## Aim of the task
Copy all data exactly. Skip pictures.

** Opening Available data block **

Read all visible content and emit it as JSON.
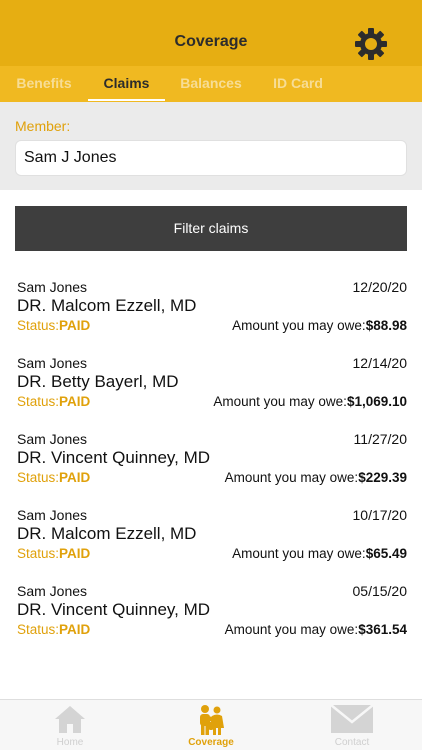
{
  "header": {
    "title": "Coverage",
    "settings_icon": "gear-icon"
  },
  "tabs": [
    {
      "label": "Benefits",
      "active": false
    },
    {
      "label": "Claims",
      "active": true
    },
    {
      "label": "Balances",
      "active": false
    },
    {
      "label": "ID Card",
      "active": false
    }
  ],
  "member": {
    "label": "Member:",
    "value": "Sam J Jones"
  },
  "filter": {
    "label": "Filter claims"
  },
  "claims": [
    {
      "patient": "Sam Jones",
      "date": "12/20/20",
      "doctor": "DR. Malcom Ezzell, MD",
      "status_label": "Status:",
      "status": "PAID",
      "amount_label": "Amount you may owe:",
      "amount": "$88.98"
    },
    {
      "patient": "Sam Jones",
      "date": "12/14/20",
      "doctor": "DR. Betty Bayerl, MD",
      "status_label": "Status:",
      "status": "PAID",
      "amount_label": "Amount you may owe:",
      "amount": "$1,069.10"
    },
    {
      "patient": "Sam Jones",
      "date": "11/27/20",
      "doctor": "DR. Vincent Quinney, MD",
      "status_label": "Status:",
      "status": "PAID",
      "amount_label": "Amount you may owe:",
      "amount": "$229.39"
    },
    {
      "patient": "Sam Jones",
      "date": "10/17/20",
      "doctor": "DR. Malcom Ezzell, MD",
      "status_label": "Status:",
      "status": "PAID",
      "amount_label": "Amount you may owe:",
      "amount": "$65.49"
    },
    {
      "patient": "Sam Jones",
      "date": "05/15/20",
      "doctor": "DR. Vincent Quinney, MD",
      "status_label": "Status:",
      "status": "PAID",
      "amount_label": "Amount you may owe:",
      "amount": "$361.54"
    }
  ],
  "bottom_nav": [
    {
      "label": "Home",
      "icon": "home-icon",
      "active": false
    },
    {
      "label": "Coverage",
      "icon": "family-icon",
      "active": true
    },
    {
      "label": "Contact",
      "icon": "envelope-icon",
      "active": false
    }
  ],
  "colors": {
    "header": "#e6ae12",
    "tabs": "#f0b921",
    "accent": "#e0a10b",
    "filter_button": "#3e3e3e"
  }
}
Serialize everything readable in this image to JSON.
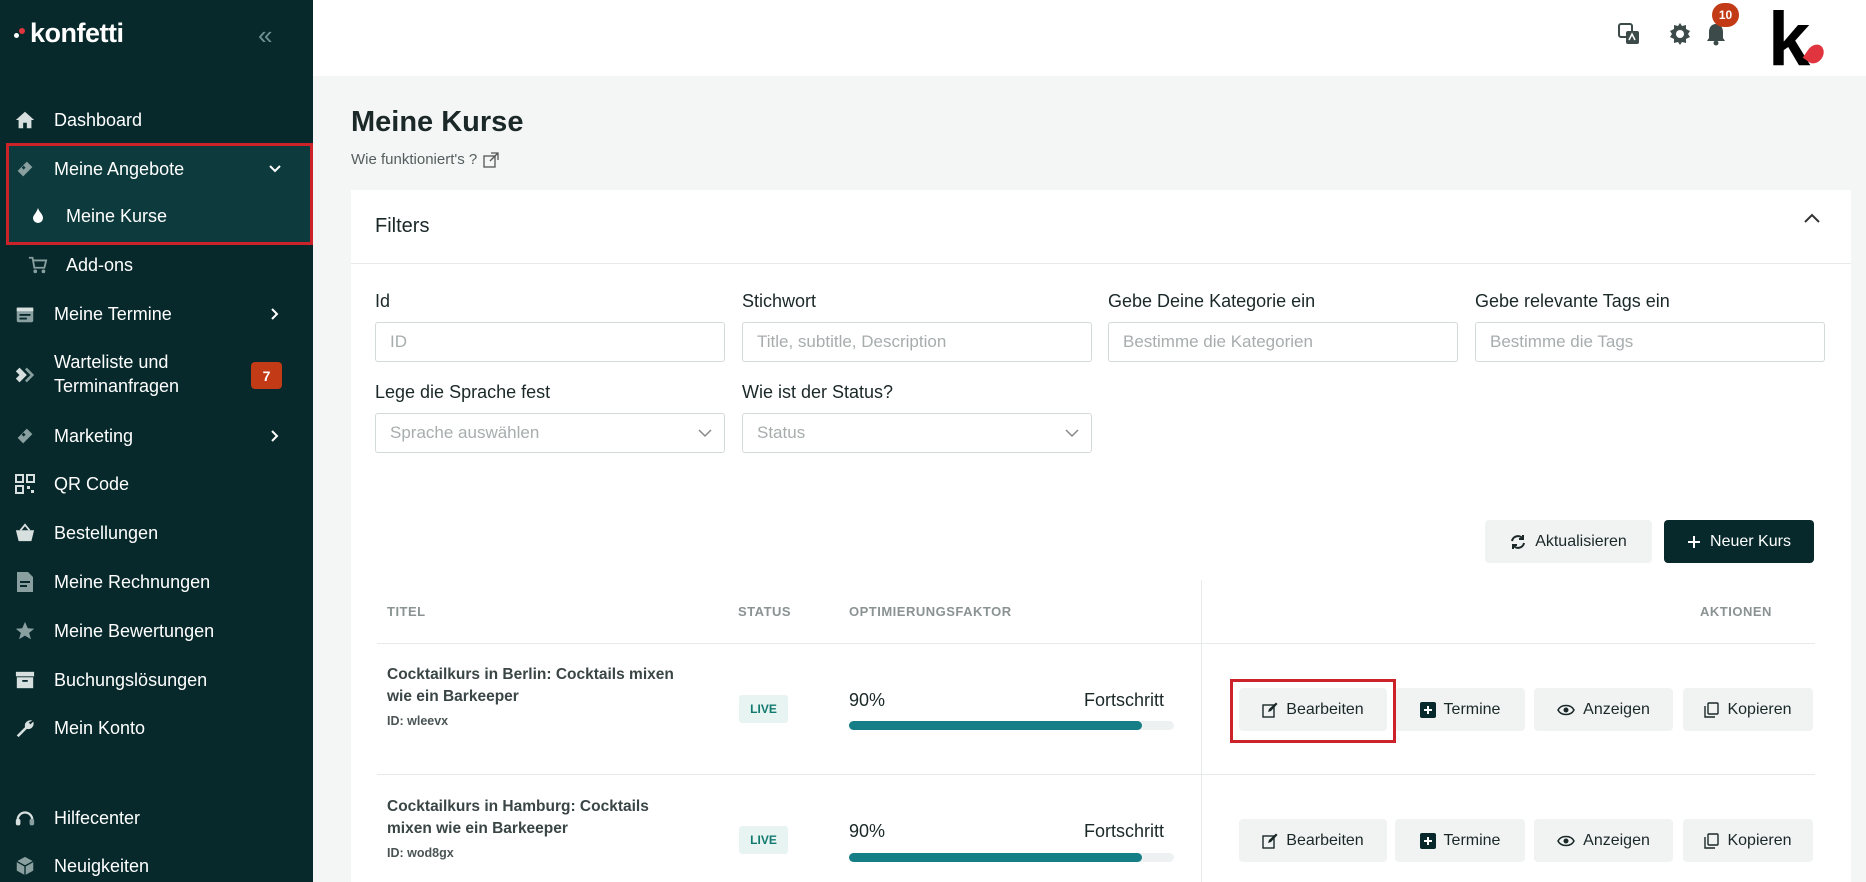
{
  "brand": {
    "name": "konfetti"
  },
  "sidebar": {
    "items": [
      {
        "label": "Dashboard",
        "icon": "home-icon"
      },
      {
        "label": "Meine Angebote",
        "icon": "ticket-icon"
      },
      {
        "label": "Meine Kurse",
        "icon": "flame-icon"
      },
      {
        "label": "Add-ons",
        "icon": "cart-icon"
      },
      {
        "label": "Meine Termine",
        "icon": "calendar-icon"
      },
      {
        "label": "Warteliste und Terminanfragen",
        "line1": "Warteliste und",
        "line2": "Terminanfragen",
        "icon": "waitlist-icon",
        "badge": "7"
      },
      {
        "label": "Marketing",
        "icon": "megaphone-icon"
      },
      {
        "label": "QR Code",
        "icon": "qr-code-icon"
      },
      {
        "label": "Bestellungen",
        "icon": "basket-icon"
      },
      {
        "label": "Meine Rechnungen",
        "icon": "invoice-icon"
      },
      {
        "label": "Meine Bewertungen",
        "icon": "star-icon"
      },
      {
        "label": "Buchungslösungen",
        "icon": "archive-icon"
      },
      {
        "label": "Mein Konto",
        "icon": "wrench-icon"
      },
      {
        "label": "Hilfecenter",
        "icon": "headset-icon"
      },
      {
        "label": "Neuigkeiten",
        "icon": "cube-icon"
      }
    ]
  },
  "topbar": {
    "notifications": "10"
  },
  "page": {
    "title": "Meine Kurse",
    "help": "Wie funktioniert's ?"
  },
  "filters": {
    "title": "Filters",
    "id_label": "Id",
    "id_placeholder": "ID",
    "keyword_label": "Stichwort",
    "keyword_placeholder": "Title, subtitle, Description",
    "category_label": "Gebe Deine Kategorie ein",
    "category_placeholder": "Bestimme die Kategorien",
    "tags_label": "Gebe relevante Tags ein",
    "tags_placeholder": "Bestimme die Tags",
    "language_label": "Lege die Sprache fest",
    "language_placeholder": "Sprache auswählen",
    "status_label": "Wie ist der Status?",
    "status_placeholder": "Status"
  },
  "toolbar": {
    "refresh": "Aktualisieren",
    "new_course": "Neuer Kurs"
  },
  "table": {
    "headers": [
      "TITEL",
      "STATUS",
      "OPTIMIERUNGSFAKTOR",
      "AKTIONEN"
    ],
    "progress_label": "Fortschritt",
    "actions": [
      "Bearbeiten",
      "Termine",
      "Anzeigen",
      "Kopieren"
    ],
    "rows": [
      {
        "title_line1": "Cocktailkurs in Berlin: Cocktails mixen",
        "title_line2": "wie ein Barkeeper",
        "id": "ID: wleevx",
        "status": "LIVE",
        "progress": "90%",
        "progress_value": 0.9
      },
      {
        "title_line1": "Cocktailkurs in Hamburg: Cocktails",
        "title_line2": "mixen wie ein Barkeeper",
        "id": "ID: wod8gx",
        "status": "LIVE",
        "progress": "90%",
        "progress_value": 0.9
      }
    ]
  },
  "colors": {
    "sidebar_bg": "#07292b",
    "accent": "#157e86",
    "badge": "#c33b16",
    "highlight": "#cc2229"
  }
}
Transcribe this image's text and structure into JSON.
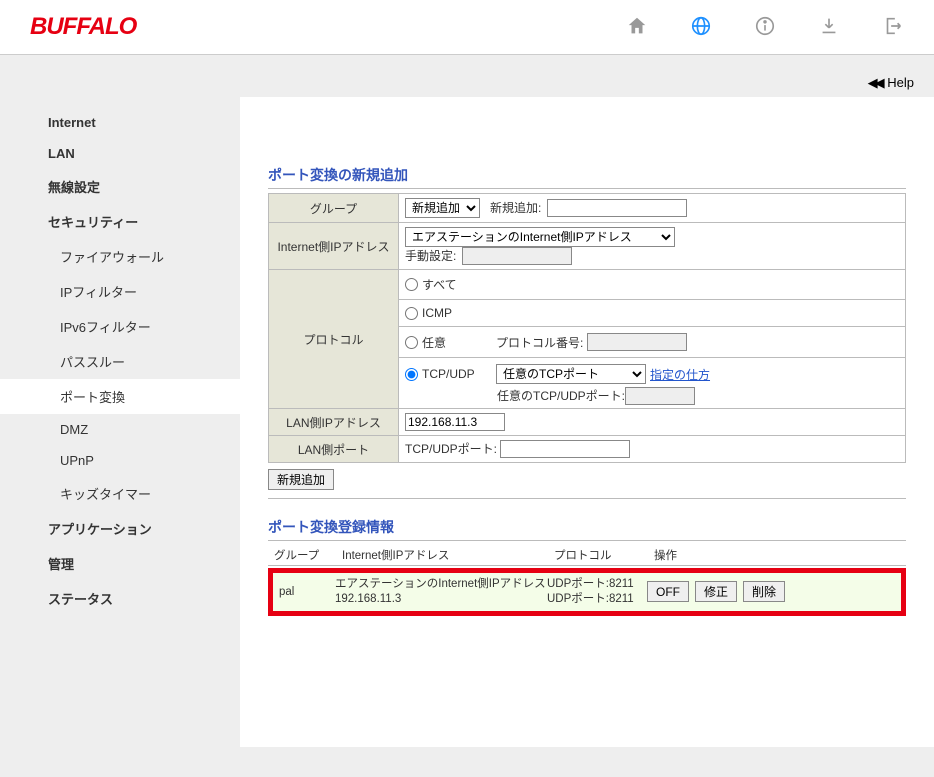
{
  "brand": "BUFFALO",
  "help": "Help",
  "nav": {
    "internet": "Internet",
    "lan": "LAN",
    "wireless": "無線設定",
    "security": "セキュリティー",
    "firewall": "ファイアウォール",
    "ipfilter": "IPフィルター",
    "ipv6filter": "IPv6フィルター",
    "passthrough": "パススルー",
    "portfwd": "ポート変換",
    "dmz": "DMZ",
    "upnp": "UPnP",
    "kidstimer": "キッズタイマー",
    "application": "アプリケーション",
    "admin": "管理",
    "status": "ステータス"
  },
  "form": {
    "title1": "ポート変換の新規追加",
    "group": "グループ",
    "group_select": "新規追加",
    "group_new_label": "新規追加:",
    "wan_ip": "Internet側IPアドレス",
    "wan_ip_select": "エアステーションのInternet側IPアドレス",
    "wan_manual_label": "手動設定:",
    "protocol": "プロトコル",
    "proto_all": "すべて",
    "proto_icmp": "ICMP",
    "proto_any": "任意",
    "proto_num_label": "プロトコル番号:",
    "proto_tcpudp": "TCP/UDP",
    "tcpport_select": "任意のTCPポート",
    "howto": "指定の仕方",
    "tcpudp_port_label": "任意のTCP/UDPポート:",
    "lan_ip": "LAN側IPアドレス",
    "lan_ip_value": "192.168.11.3",
    "lan_port": "LAN側ポート",
    "lan_port_label": "TCP/UDPポート:",
    "add_btn": "新規追加"
  },
  "reg": {
    "title": "ポート変換登録情報",
    "h_group": "グループ",
    "h_wan": "Internet側IPアドレス",
    "h_proto": "プロトコル",
    "h_action": "操作",
    "row": {
      "group": "pal",
      "wan1": "エアステーションのInternet側IPアドレス",
      "wan2": "192.168.11.3",
      "proto1": "UDPポート:8211",
      "proto2": "UDPポート:8211",
      "off": "OFF",
      "edit": "修正",
      "del": "削除"
    }
  }
}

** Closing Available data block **

## Solved problem
Read all visible content and emit it as JSON.
{
  "header": {
    "title": "Coverage",
    "settings_icon": "gear-icon"
  },
  "tabs": [
    {
      "label": "Benefits",
      "active": false
    },
    {
      "label": "Claims",
      "active": true
    },
    {
      "label": "Balances",
      "active": false
    },
    {
      "label": "ID Card",
      "active": false
    }
  ],
  "member": {
    "label": "Member:",
    "value": "Sam J Jones"
  },
  "filter": {
    "label": "Filter claims"
  },
  "claims": [
    {
      "patient": "Sam Jones",
      "date": "12/20/20",
      "doctor": "DR. Malcom Ezzell, MD",
      "status_label": "Status:",
      "status": "PAID",
      "amount_label": "Amount you may owe:",
      "amount": "$88.98"
    },
    {
      "patient": "Sam Jones",
      "date": "12/14/20",
      "doctor": "DR. Betty Bayerl, MD",
      "status_label": "Status:",
      "status": "PAID",
      "amount_label": "Amount you may owe:",
      "amount": "$1,069.10"
    },
    {
      "patient": "Sam Jones",
      "date": "11/27/20",
      "doctor": "DR. Vincent Quinney, MD",
      "status_label": "Status:",
      "status": "PAID",
      "amount_label": "Amount you may owe:",
      "amount": "$229.39"
    },
    {
      "patient": "Sam Jones",
      "date": "10/17/20",
      "doctor": "DR. Malcom Ezzell, MD",
      "status_label": "Status:",
      "status": "PAID",
      "amount_label": "Amount you may owe:",
      "amount": "$65.49"
    },
    {
      "patient": "Sam Jones",
      "date": "05/15/20",
      "doctor": "DR. Vincent Quinney, MD",
      "status_label": "Status:",
      "status": "PAID",
      "amount_label": "Amount you may owe:",
      "amount": "$361.54"
    }
  ],
  "bottom_nav": [
    {
      "label": "Home",
      "icon": "home-icon",
      "active": false
    },
    {
      "label": "Coverage",
      "icon": "family-icon",
      "active": true
    },
    {
      "label": "Contact",
      "icon": "envelope-icon",
      "active": false
    }
  ],
  "colors": {
    "header": "#e6ae12",
    "tabs": "#f0b921",
    "accent": "#e0a10b",
    "filter_button": "#3e3e3e"
  }
}
Serialize everything readable in this image to JSON.
{
  "brand": {
    "name": "konfetti"
  },
  "sidebar": {
    "items": [
      {
        "label": "Dashboard",
        "icon": "home-icon"
      },
      {
        "label": "Meine Angebote",
        "icon": "ticket-icon"
      },
      {
        "label": "Meine Kurse",
        "icon": "flame-icon"
      },
      {
        "label": "Add-ons",
        "icon": "cart-icon"
      },
      {
        "label": "Meine Termine",
        "icon": "calendar-icon"
      },
      {
        "label": "Warteliste und Terminanfragen",
        "line1": "Warteliste und",
        "line2": "Terminanfragen",
        "icon": "waitlist-icon",
        "badge": "7"
      },
      {
        "label": "Marketing",
        "icon": "megaphone-icon"
      },
      {
        "label": "QR Code",
        "icon": "qr-code-icon"
      },
      {
        "label": "Bestellungen",
        "icon": "basket-icon"
      },
      {
        "label": "Meine Rechnungen",
        "icon": "invoice-icon"
      },
      {
        "label": "Meine Bewertungen",
        "icon": "star-icon"
      },
      {
        "label": "Buchungslösungen",
        "icon": "archive-icon"
      },
      {
        "label": "Mein Konto",
        "icon": "wrench-icon"
      },
      {
        "label": "Hilfecenter",
        "icon": "headset-icon"
      },
      {
        "label": "Neuigkeiten",
        "icon": "cube-icon"
      }
    ]
  },
  "topbar": {
    "notifications": "10"
  },
  "page": {
    "title": "Meine Kurse",
    "help": "Wie funktioniert's ?"
  },
  "filters": {
    "title": "Filters",
    "id_label": "Id",
    "id_placeholder": "ID",
    "keyword_label": "Stichwort",
    "keyword_placeholder": "Title, subtitle, Description",
    "category_label": "Gebe Deine Kategorie ein",
    "category_placeholder": "Bestimme die Kategorien",
    "tags_label": "Gebe relevante Tags ein",
    "tags_placeholder": "Bestimme die Tags",
    "language_label": "Lege die Sprache fest",
    "language_placeholder": "Sprache auswählen",
    "status_label": "Wie ist der Status?",
    "status_placeholder": "Status"
  },
  "toolbar": {
    "refresh": "Aktualisieren",
    "new_course": "Neuer Kurs"
  },
  "table": {
    "headers": [
      "TITEL",
      "STATUS",
      "OPTIMIERUNGSFAKTOR",
      "AKTIONEN"
    ],
    "progress_label": "Fortschritt",
    "actions": [
      "Bearbeiten",
      "Termine",
      "Anzeigen",
      "Kopieren"
    ],
    "rows": [
      {
        "title_line1": "Cocktailkurs in Berlin: Cocktails mixen",
        "title_line2": "wie ein Barkeeper",
        "id": "ID: wleevx",
        "status": "LIVE",
        "progress": "90%",
        "progress_value": 0.9
      },
      {
        "title_line1": "Cocktailkurs in Hamburg: Cocktails",
        "title_line2": "mixen wie ein Barkeeper",
        "id": "ID: wod8gx",
        "status": "LIVE",
        "progress": "90%",
        "progress_value": 0.9
      }
    ]
  },
  "colors": {
    "sidebar_bg": "#07292b",
    "accent": "#157e86",
    "badge": "#c33b16",
    "highlight": "#cc2229"
  }
}
Transcribe this image's text and structure into JSON.
{
  "brand": "BUFFALO",
  "help": "Help",
  "nav": {
    "internet": "Internet",
    "lan": "LAN",
    "wireless": "無線設定",
    "security": "セキュリティー",
    "firewall": "ファイアウォール",
    "ipfilter": "IPフィルター",
    "ipv6filter": "IPv6フィルター",
    "passthrough": "パススルー",
    "portfwd": "ポート変換",
    "dmz": "DMZ",
    "upnp": "UPnP",
    "kidstimer": "キッズタイマー",
    "application": "アプリケーション",
    "admin": "管理",
    "status": "ステータス"
  },
  "form": {
    "title1": "ポート変換の新規追加",
    "group": "グループ",
    "group_select": "新規追加",
    "group_new_label": "新規追加:",
    "wan_ip": "Internet側IPアドレス",
    "wan_ip_select": "エアステーションのInternet側IPアドレス",
    "wan_manual_label": "手動設定:",
    "protocol": "プロトコル",
    "proto_all": "すべて",
    "proto_icmp": "ICMP",
    "proto_any": "任意",
    "proto_num_label": "プロトコル番号:",
    "proto_tcpudp": "TCP/UDP",
    "tcpport_select": "任意のTCPポート",
    "howto": "指定の仕方",
    "tcpudp_port_label": "任意のTCP/UDPポート:",
    "lan_ip": "LAN側IPアドレス",
    "lan_ip_value": "192.168.11.3",
    "lan_port": "LAN側ポート",
    "lan_port_label": "TCP/UDPポート:",
    "add_btn": "新規追加"
  },
  "reg": {
    "title": "ポート変換登録情報",
    "h_group": "グループ",
    "h_wan": "Internet側IPアドレス",
    "h_proto": "プロトコル",
    "h_action": "操作",
    "row": {
      "group": "pal",
      "wan1": "エアステーションのInternet側IPアドレス",
      "wan2": "192.168.11.3",
      "proto1": "UDPポート:8211",
      "proto2": "UDPポート:8211",
      "off": "OFF",
      "edit": "修正",
      "del": "削除"
    }
  }
}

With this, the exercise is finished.